If you want to make a difference, please start by setting an example.  As for the rest of us, we don’t have to patronize movies or other media that glamorize violence.  If enough people feel that way, profits for such media will shrink, and its presence will diminish.

Another point to ponder:  If we really want a peaceful society, then why are we becoming more and more of a secular one, afraid to touch anything that might bear the hint of religion or spirituality? We are, still, a nation of laws, and there are basic laws of God and nature that must be upheld.  Thou shalt not commit murder.  Thou shalt not steal.  The strengths of these truths are watered down by a constant barrage of violent images and messages coming at us on television, in movies, games, music, online, etc.

I don’t think there’s any single or simple answer to this violence.  Humans are flawed, and some choose evil.  Those who would commit evil can find a way to do so regardless of whatever laws there are to prevent them.  Evil can use anything as a weapon, be it a gun, homemade bomb, club, car or airplane. The rage of a madman exploded in an act of violence that took the lives of two shining, vibrant young women and rocked the souls of an entire region. Prayers4Lafayette

But I know that there’s something in this region, in our Louisiana culture that comes through in every disaster we face. It may not be unique in the world, but it’s more important today than ever before: Faith.  Over 250 years ago, the Acadians were forcibly removed without warning from their homes in Nova Scotia. Families were separated, all property and land was taken, and the Acadian people were literally shipped across sea and land. Many were removed and displaced several times over decades before finally finding a place to settle.

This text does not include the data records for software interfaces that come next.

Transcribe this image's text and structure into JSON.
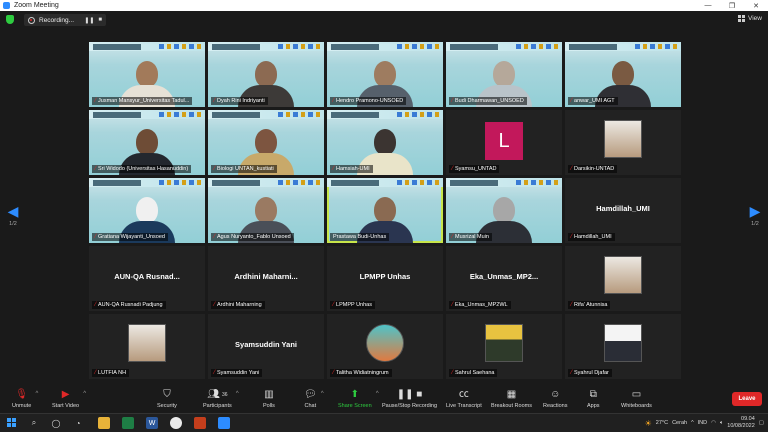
{
  "window": {
    "title": "Zoom Meeting",
    "controls": [
      "—",
      "❐",
      "✕"
    ]
  },
  "recording": {
    "label": "Recording...",
    "pause": "❚❚",
    "stop": "■"
  },
  "view": {
    "label": "View"
  },
  "pager": {
    "left_count": "1/2",
    "right_count": "1/2"
  },
  "tiles": [
    {
      "type": "video",
      "name": "Jusman Mansyur_Universitas Tadul...",
      "muted": true,
      "head": "#a27a5a",
      "shirt": "#e6e1d6"
    },
    {
      "type": "video",
      "name": "Dyah Rini Indriyanti",
      "muted": true,
      "head": "#8c6a52",
      "shirt": "#3d3a38"
    },
    {
      "type": "video",
      "name": "Hendro Pramono-UNSOED",
      "muted": true,
      "head": "#9e7c60",
      "shirt": "#56606b"
    },
    {
      "type": "video",
      "name": "Budi Dharmawan_UNSOED",
      "muted": true,
      "head": "#b5a89a",
      "shirt": "#b9c3c9"
    },
    {
      "type": "video",
      "name": "anwar_UMI AGT",
      "muted": true,
      "head": "#7a5a42",
      "shirt": "#2f2f34"
    },
    {
      "type": "video",
      "name": "Sri Widodo (Universitas Hasanuddin)",
      "muted": true,
      "head": "#6e4c36",
      "shirt": "#23272e"
    },
    {
      "type": "video",
      "name": "Biologi UNTAN_kustiati",
      "muted": true,
      "head": "#7d5540",
      "shirt": "#c8a96a"
    },
    {
      "type": "video",
      "name": "Hamsiah-UMI",
      "muted": true,
      "head": "#3b3431",
      "shirt": "#e9e4c9"
    },
    {
      "type": "letter",
      "name": "Syamsu_UNTAD",
      "muted": true,
      "letter": "L"
    },
    {
      "type": "photo",
      "name": "Darsikin-UNTAD",
      "muted": true,
      "variant": "light"
    },
    {
      "type": "video",
      "name": "Gratiana Wijayanti_Unsoed",
      "muted": true,
      "head": "#f0f0f0",
      "shirt": "#1b3a5c"
    },
    {
      "type": "video",
      "name": "Agus Nuryanto_Fablo Unsoed",
      "muted": true,
      "head": "#9a7a62",
      "shirt": "#4a4f58"
    },
    {
      "type": "video",
      "name": "Prastawa Budi-Unhas",
      "muted": false,
      "active": true,
      "head": "#8a6a52",
      "shirt": "#2a3550"
    },
    {
      "type": "video",
      "name": "Musrizal Muin",
      "muted": true,
      "head": "#a7a7a7",
      "shirt": "#2c2f36"
    },
    {
      "type": "text",
      "name": "Hamdillah_UMI",
      "muted": true,
      "display": "Hamdillah_UMI"
    },
    {
      "type": "text",
      "name": "AUN-QA Rusnadi Padjung",
      "muted": true,
      "display": "AUN-QA  Rusnad..."
    },
    {
      "type": "text",
      "name": "Ardhini Maharning",
      "muted": true,
      "display": "Ardhini  Maharni..."
    },
    {
      "type": "text",
      "name": "LPMPP Unhas",
      "muted": true,
      "display": "LPMPP Unhas"
    },
    {
      "type": "text",
      "name": "Eka_Unmas_MP2WL",
      "muted": true,
      "display": "Eka_Unmas_MP2..."
    },
    {
      "type": "photo",
      "name": "Rifa' Atunnisa",
      "muted": true,
      "variant": "light"
    },
    {
      "type": "photo",
      "name": "LUTFIA NH",
      "muted": true,
      "variant": "light"
    },
    {
      "type": "text",
      "name": "Syamsuddin Yani",
      "muted": true,
      "display": "Syamsuddin Yani"
    },
    {
      "type": "photo",
      "name": "Talitha Widiatningrum",
      "muted": true,
      "variant": "teal"
    },
    {
      "type": "photo",
      "name": "Sahrul Saehana",
      "muted": true,
      "variant": "poster"
    },
    {
      "type": "photo",
      "name": "Syahrul Djafar",
      "muted": true,
      "variant": "suit"
    }
  ],
  "toolbar": {
    "unmute": "Unmute",
    "stop_video": "Start Video",
    "security": "Security",
    "participants": "Participants",
    "participants_count": "36",
    "polls": "Polls",
    "chat": "Chat",
    "share_screen": "Share Screen",
    "pause_recording": "Pause/Stop Recording",
    "live_transcript": "Live Transcript",
    "breakout_rooms": "Breakout Rooms",
    "reactions": "Reactions",
    "apps": "Apps",
    "whiteboards": "Whiteboards",
    "leave": "Leave"
  },
  "taskbar": {
    "weather_temp": "27°C",
    "weather_desc": "Cerah",
    "language": "IND",
    "time": "09.04",
    "date": "10/08/2022"
  }
}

LoveLaf In most cases, they could bring nothing with them – except their faith.  No Crown, no government, no soldiers or guns or threats or ships could strip that away, and they clung fiercely to God and to each other. Generations later, we still turn first to God in times of need, regardless of religious denomination. Our ancestors learned that no one can take faith away from you.  It may be shaken, it may be temporarily misplaced, but no one can take it away.  Not hurricanes, not economic disasters, not oil spills.

Not even a madman.

As the eyes across the nation and beyond focus on Lafayette and all of Acadiana, I hope they can see and sense our prayers, our faith, our trust in God. Tonight there is a concert and gathering in Lafayette for strength, prayer, hope, music and togetherness.  For every person in attendance, there will be countless more who cannot be there physically but are present in prayer and spirit. And yes, we feel, and deeply and humbly appreciate, the prayers from around the world.

I think of the song Let There Be Peace on Earth.  We all want peace on earth, as impossible as it may seem at times.  The lyrics “…let it begin with me” resonate with more truth than ever, for where else can peace begin but with the individual? The response of Emanuel Church in Charleston give us a beautiful example of this. As we all wonder why, and what can I do, the answers come back to those answers known for generations, entwined in our DNA. Keep faith, pray, and know that the first step in achieving peace on earth lies with each one of us.